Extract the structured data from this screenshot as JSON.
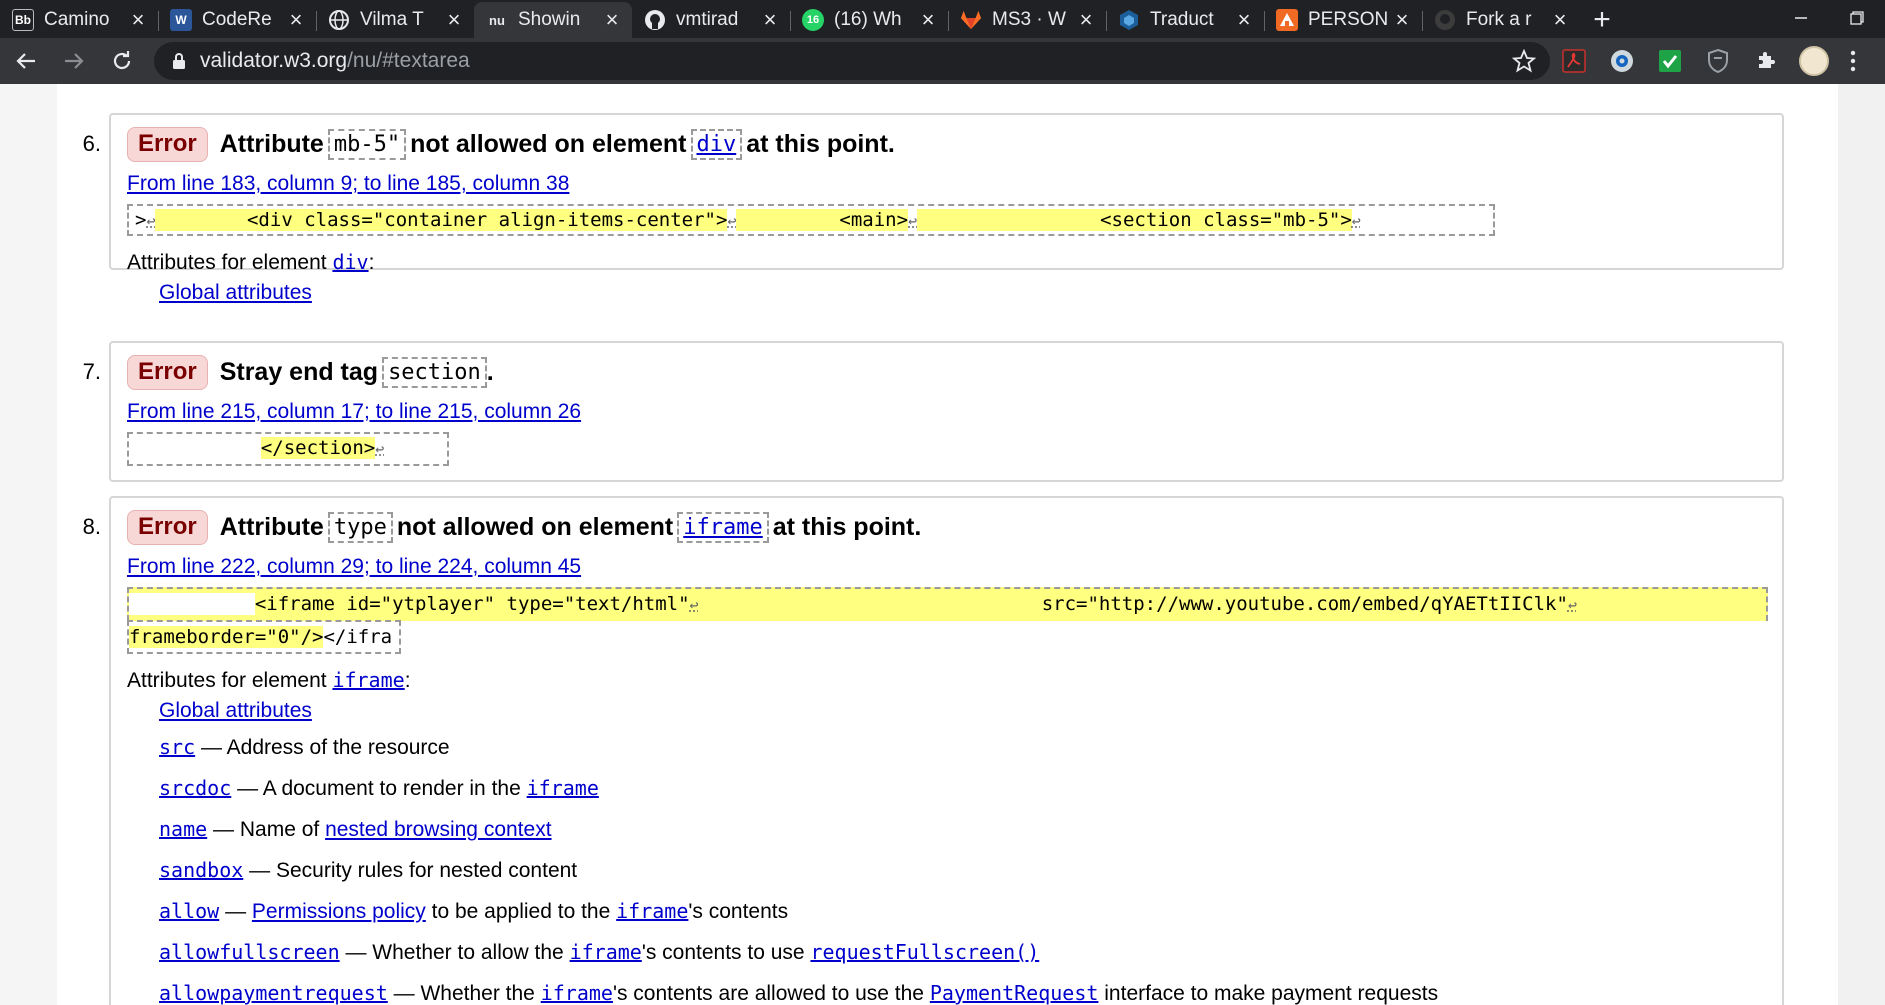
{
  "tabs": [
    {
      "title": "Camino",
      "favicon": "Bb",
      "fav_bg": "#202124",
      "icon": "blackboard-icon"
    },
    {
      "title": "CodeRe",
      "favicon": "W",
      "fav_bg": "#2b579a",
      "icon": "word-icon"
    },
    {
      "title": "Vilma T",
      "favicon": "",
      "fav_bg": "#202124",
      "icon": "globe-icon"
    },
    {
      "title": "Showin",
      "favicon": "nu",
      "fav_bg": "#35363a",
      "icon": "nu-validator-icon",
      "active": true
    },
    {
      "title": "vmtirad",
      "favicon": "",
      "fav_bg": "#202124",
      "icon": "github-icon"
    },
    {
      "title": "(16) Wh",
      "favicon": "16",
      "fav_bg": "#25d366",
      "icon": "whatsapp-icon"
    },
    {
      "title": "MS3 · W",
      "favicon": "",
      "fav_bg": "#202124",
      "icon": "gitlab-icon"
    },
    {
      "title": "Traduct",
      "favicon": "",
      "fav_bg": "#202124",
      "icon": "translate-icon"
    },
    {
      "title": "PERSON",
      "favicon": "",
      "fav_bg": "#f06a24",
      "icon": "personal-icon"
    },
    {
      "title": "Fork a r",
      "favicon": "",
      "fav_bg": "#202124",
      "icon": "github-icon"
    }
  ],
  "address": {
    "host": "validator.w3.org",
    "path": "/nu/#textarea"
  },
  "messages": [
    {
      "num": "6.",
      "badge": "Error",
      "pre": "Attribute",
      "code1": "mb-5\"",
      "mid": "not allowed on element",
      "code2": "div",
      "post": "at this point.",
      "location": "From line 183, column 9; to line 185, column 38",
      "extract": [
        ">",
        "        <div class=\"container align-items-center\">",
        "         <main>",
        "                <section class=\"mb-5\">"
      ],
      "attrs_label": "Attributes for element",
      "attrs_element": "div",
      "global": "Global attributes"
    },
    {
      "num": "7.",
      "badge": "Error",
      "pre": "Stray end tag",
      "code1": "section",
      "post": ".",
      "location": "From line 215, column 17; to line 215, column 26",
      "extract": "</section>"
    },
    {
      "num": "8.",
      "badge": "Error",
      "pre": "Attribute",
      "code1": "type",
      "mid": "not allowed on element",
      "code2": "iframe",
      "post": "at this point.",
      "location": "From line 222, column 29; to line 224, column 45",
      "extract_line1a": "<iframe id=\"ytplayer\" type=\"text/html\"",
      "extract_line1b": "src=\"http://www.youtube.com/embed/qYAETtIIClk\"",
      "extract_line2a": "frameborder=\"0\"/>",
      "extract_line2b": "</ifra",
      "attrs_label": "Attributes for element",
      "attrs_element": "iframe",
      "global": "Global attributes",
      "attr_list": [
        {
          "name": "src",
          "desc": "— Address of the resource"
        },
        {
          "name": "srcdoc",
          "desc": "— A document to render in the",
          "link": "iframe"
        },
        {
          "name": "name",
          "desc": "— Name of",
          "link": "nested browsing context",
          "link_plain": true
        },
        {
          "name": "sandbox",
          "desc": "— Security rules for nested content"
        },
        {
          "name": "allow",
          "desc": "—",
          "link": "Permissions policy",
          "link_plain": true,
          "desc2": "to be applied to the",
          "link2": "iframe",
          "desc3": "'s contents"
        },
        {
          "name": "allowfullscreen",
          "desc": "— Whether to allow the",
          "link": "iframe",
          "desc2": "'s contents to use",
          "link2": "requestFullscreen()"
        },
        {
          "name": "allowpaymentrequest",
          "desc": "— Whether the",
          "link": "iframe",
          "desc2": "'s contents are allowed to use the",
          "link2": "PaymentRequest",
          "desc3": "interface to make payment requests"
        }
      ]
    }
  ]
}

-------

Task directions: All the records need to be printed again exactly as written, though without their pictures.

Solution to this exercise:
Extract the structured data from this screenshot as JSON.
{
  "tabs": [
    {
      "title": "Camino",
      "favicon": "Bb",
      "fav_bg": "#202124",
      "icon": "blackboard-icon"
    },
    {
      "title": "CodeRe",
      "favicon": "W",
      "fav_bg": "#2b579a",
      "icon": "word-icon"
    },
    {
      "title": "Vilma T",
      "favicon": "",
      "fav_bg": "#202124",
      "icon": "globe-icon"
    },
    {
      "title": "Showin",
      "favicon": "nu",
      "fav_bg": "#35363a",
      "icon": "nu-validator-icon",
      "active": true
    },
    {
      "title": "vmtirad",
      "favicon": "",
      "fav_bg": "#202124",
      "icon": "github-icon"
    },
    {
      "title": "(16) Wh",
      "favicon": "16",
      "fav_bg": "#25d366",
      "icon": "whatsapp-icon"
    },
    {
      "title": "MS3 · W",
      "favicon": "",
      "fav_bg": "#202124",
      "icon": "gitlab-icon"
    },
    {
      "title": "Traduct",
      "favicon": "",
      "fav_bg": "#202124",
      "icon": "translate-icon"
    },
    {
      "title": "PERSON",
      "favicon": "",
      "fav_bg": "#f06a24",
      "icon": "personal-icon"
    },
    {
      "title": "Fork a r",
      "favicon": "",
      "fav_bg": "#202124",
      "icon": "github-icon"
    }
  ],
  "address": {
    "host": "validator.w3.org",
    "path": "/nu/#textarea"
  },
  "messages": [
    {
      "num": "6.",
      "badge": "Error",
      "pre": "Attribute",
      "code1": "mb-5\"",
      "mid": "not allowed on element",
      "code2": "div",
      "post": "at this point.",
      "location": "From line 183, column 9; to line 185, column 38",
      "extract": [
        ">",
        "        <div class=\"container align-items-center\">",
        "         <main>",
        "                <section class=\"mb-5\">"
      ],
      "attrs_label": "Attributes for element",
      "attrs_element": "div",
      "global": "Global attributes"
    },
    {
      "num": "7.",
      "badge": "Error",
      "pre": "Stray end tag",
      "code1": "section",
      "post": ".",
      "location": "From line 215, column 17; to line 215, column 26",
      "extract": "</section>"
    },
    {
      "num": "8.",
      "badge": "Error",
      "pre": "Attribute",
      "code1": "type",
      "mid": "not allowed on element",
      "code2": "iframe",
      "post": "at this point.",
      "location": "From line 222, column 29; to line 224, column 45",
      "extract_line1a": "<iframe id=\"ytplayer\" type=\"text/html\"",
      "extract_line1b": "src=\"http://www.youtube.com/embed/qYAETtIIClk\"",
      "extract_line2a": "frameborder=\"0\"/>",
      "extract_line2b": "</ifra",
      "attrs_label": "Attributes for element",
      "attrs_element": "iframe",
      "global": "Global attributes",
      "attr_list": [
        {
          "name": "src",
          "desc": "— Address of the resource"
        },
        {
          "name": "srcdoc",
          "desc": "— A document to render in the",
          "link": "iframe"
        },
        {
          "name": "name",
          "desc": "— Name of",
          "link": "nested browsing context",
          "link_plain": true
        },
        {
          "name": "sandbox",
          "desc": "— Security rules for nested content"
        },
        {
          "name": "allow",
          "desc": "—",
          "link": "Permissions policy",
          "link_plain": true,
          "desc2": "to be applied to the",
          "link2": "iframe",
          "desc3": "'s contents"
        },
        {
          "name": "allowfullscreen",
          "desc": "— Whether to allow the",
          "link": "iframe",
          "desc2": "'s contents to use",
          "link2": "requestFullscreen()"
        },
        {
          "name": "allowpaymentrequest",
          "desc": "— Whether the",
          "link": "iframe",
          "desc2": "'s contents are allowed to use the",
          "link2": "PaymentRequest",
          "desc3": "interface to make payment requests"
        }
      ]
    }
  ]
}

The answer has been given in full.